Honesty does not equal bluntness
Honesty does not equal bluntness, we want to avoid being blunt but without sugar coating. Get to the point without verbally smacking someone, instead of being blunt give the honest information and add context, this is critical.
An example: One of you team is not doing a part of his/her job as well as they could.
The blunt approach is to sit them down and tell them they are not doing their job well, this could easily lead to a confrontational situation which is makes neither party too open to suggestion.

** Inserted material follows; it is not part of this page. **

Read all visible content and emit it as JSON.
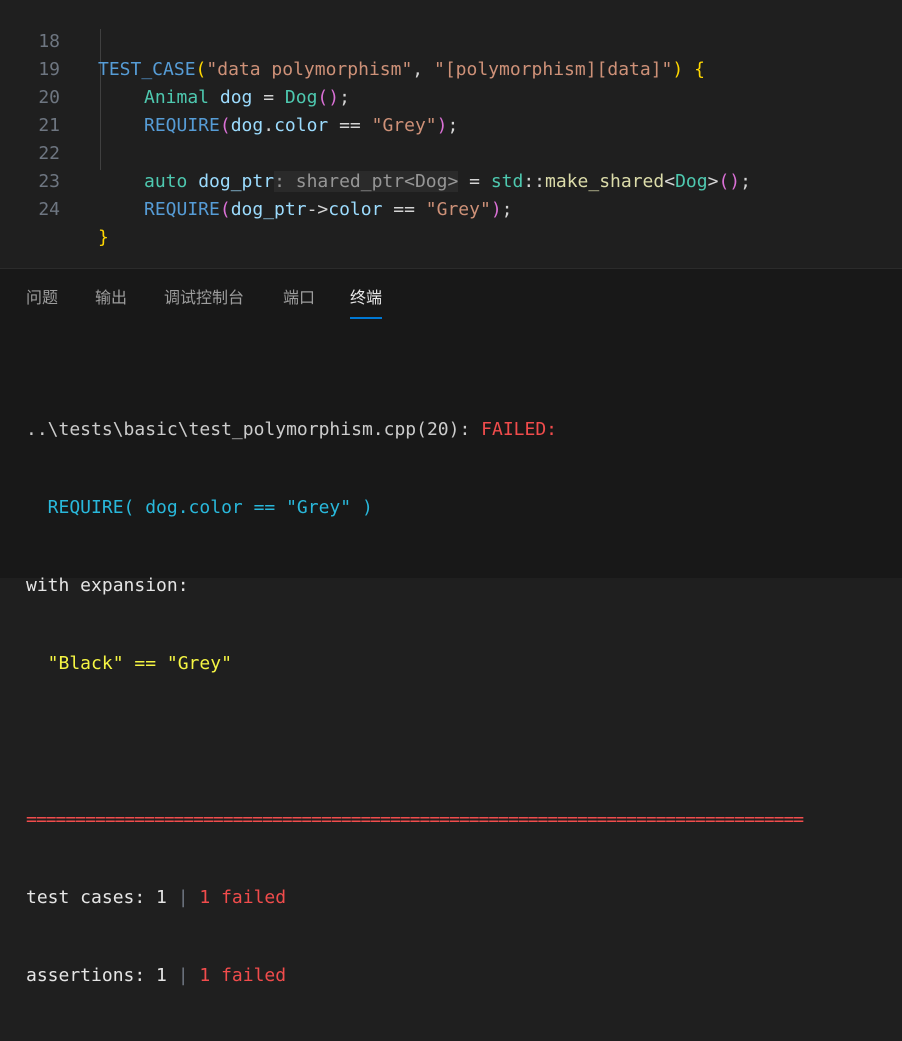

A different way of handling that situation is to sit the person down and explain that whilst a lot of the activities they do in their job are going really well, there are some areas to improve on, this is the same for all people, none of us are perfect. Then give some examples of what you are referring to and actions to improve. This message should be delivered in a caring and helpful manner, this is sometimes a difficult thing to do depending on the situation, but is important.
Pleading the fifth
If you are caught in a lie or something you have stated has become a falsehood, do not dodge it. But do consider your response carefully. White lies are often necessary and your team are adults who can understand the reasons for this, explain it to them. If something which was once planned to be true has now become a falsehood, explain why this is the case, people are, for the most part, rational and understanding. In your personal life, your closest friends will have lied to you on occasion, when they admit the lie it allows healing to begin and like with broken bones can often fuse the relationship stronger than before.
Honesty also means being honest with yourself. Introspective's are a good way of measuring how honest you are being with yourself. Avoiding this kicks the can down the road and can make the path back more difficult. Ask yourself regularly am I being a good leader? As I write this I am thinking of things I could be doing better with my team, I am guessing this is the same for whomever reads this.
When you look in a mirror also notice that its another human looking back, give yourself a break, you’re not perfect.